A family restored is not a family remade
What is it like to be one of those families whose child is abducted? What is it like to be one of those families whose child is miraculously restored to them? The Vincents, in Atlanta author Sheri Joseph’s unsettling novel Where You Can Find Me, know the answer to both questions. When he was 11, their son Caleb was abducted, then found three years later. He and his family—mother Marlene, dad Jeff and precocious little sister Lark—struggle to pick up the pieces after he returns.
But Caleb’s abduction and return only exacerbate what was already wrong with Marlene and Jeff’s marriage. Deeply flawed, neither Marlene nor Jeff can give their children what they need, at least not by themselves. Eventually, Marlene takes the kids from Georgia to her mother-in-law Hilda’s ramshackle hotel in the rainforest of Costa Rica, without Jeff. There, no one knows who Caleb is. There are no news vans on the street; no one points and stares. Hilda is distracted but loving, and her man-boy of a son Lowell becomes a buddy to Caleb and Lark.

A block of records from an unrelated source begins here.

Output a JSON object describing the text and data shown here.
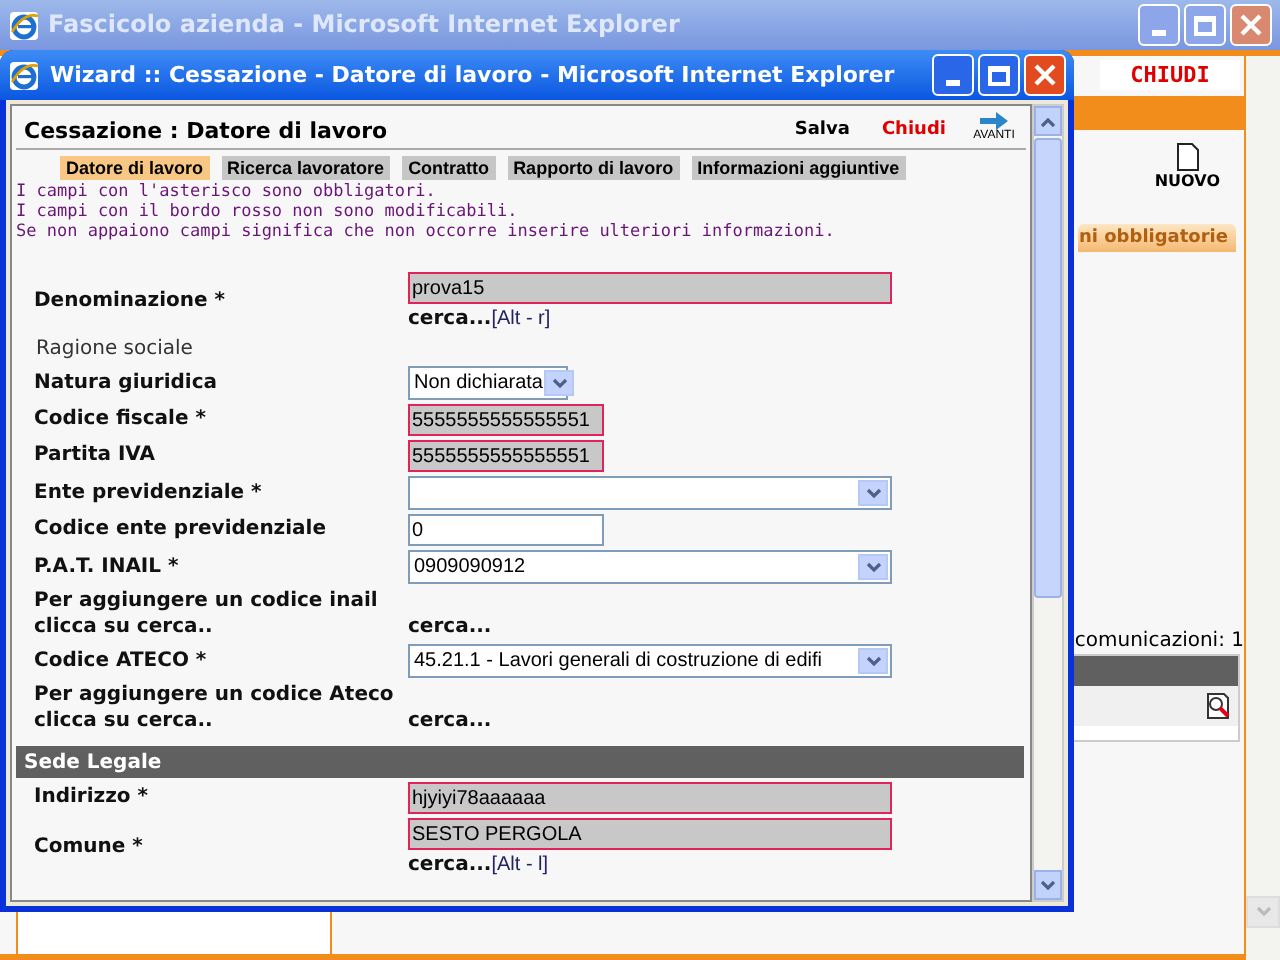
{
  "main_window": {
    "title": "Fascicolo azienda - Microsoft Internet Explorer",
    "close_link": "CHIUDI",
    "new_button": "NUOVO",
    "tab_partial": "ni obbligatorie",
    "count_label": "comunicazioni: 1"
  },
  "wizard": {
    "title": "Wizard :: Cessazione - Datore di lavoro - Microsoft Internet Explorer",
    "heading": "Cessazione : Datore di lavoro",
    "save": "Salva",
    "close": "Chiudi",
    "next": "AVANTI",
    "tabs": [
      {
        "label": "Datore di lavoro",
        "selected": true
      },
      {
        "label": "Ricerca lavoratore",
        "selected": false
      },
      {
        "label": "Contratto",
        "selected": false
      },
      {
        "label": "Rapporto di lavoro",
        "selected": false
      },
      {
        "label": "Informazioni aggiuntive",
        "selected": false
      }
    ],
    "notes": [
      "I campi con l'asterisco sono obbligatori.",
      "I campi con il bordo rosso non sono modificabili.",
      "Se non appaiono campi significa che non occorre inserire ulteriori informazioni."
    ],
    "fields": [
      {
        "kind": "wide_text",
        "label": "Denominazione *",
        "value": "prova15",
        "readonly": true,
        "link": "cerca...",
        "shortcut": "[Alt - r]"
      },
      {
        "kind": "note",
        "label": "Ragione sociale"
      },
      {
        "kind": "select",
        "label": "Natura giuridica",
        "value": "Non dichiarata"
      },
      {
        "kind": "text",
        "label": "Codice fiscale *",
        "value": "5555555555555551",
        "readonly": true
      },
      {
        "kind": "text",
        "label": "Partita IVA",
        "value": "5555555555555551",
        "readonly": true
      },
      {
        "kind": "wide_select",
        "label": "Ente previdenziale *"
      },
      {
        "kind": "text",
        "label": "Codice ente previdenziale",
        "value": "0",
        "readonly": false
      },
      {
        "kind": "wide_select",
        "label": "P.A.T. INAIL *",
        "value": "0909090912"
      },
      {
        "kind": "search",
        "label": "Per aggiungere un codice inail clicca su cerca..",
        "link": "cerca..."
      },
      {
        "kind": "wide_select",
        "label": "Codice ATECO *",
        "value": "45.21.1 - Lavori generali di costruzione di edifi"
      },
      {
        "kind": "search",
        "label": "Per aggiungere un codice Ateco clicca su cerca..",
        "link": "cerca..."
      },
      {
        "kind": "section",
        "label": "Sede Legale"
      },
      {
        "kind": "wide_text",
        "label": "Indirizzo *",
        "value": "hjyiyi78aaaaaa",
        "readonly": true
      },
      {
        "kind": "wide_text",
        "label": "Comune *",
        "value": "SESTO PERGOLA",
        "readonly": true,
        "link": "cerca...",
        "shortcut": "[Alt - l]"
      }
    ]
  }
}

All seems to be well, but one mark of a good writer is the ability to hint at the disquiet beneath what looks like a calm surface. Like Hilda’s old hotel, part of it fallen into the valley and the rest teetering on the edge of a cliff, the reader is kept in a state of almost nail-biting uncertainty when it comes to this family’s recovery. In Where You Can Find Me, Joseph takes on a difficult subject and makes it work.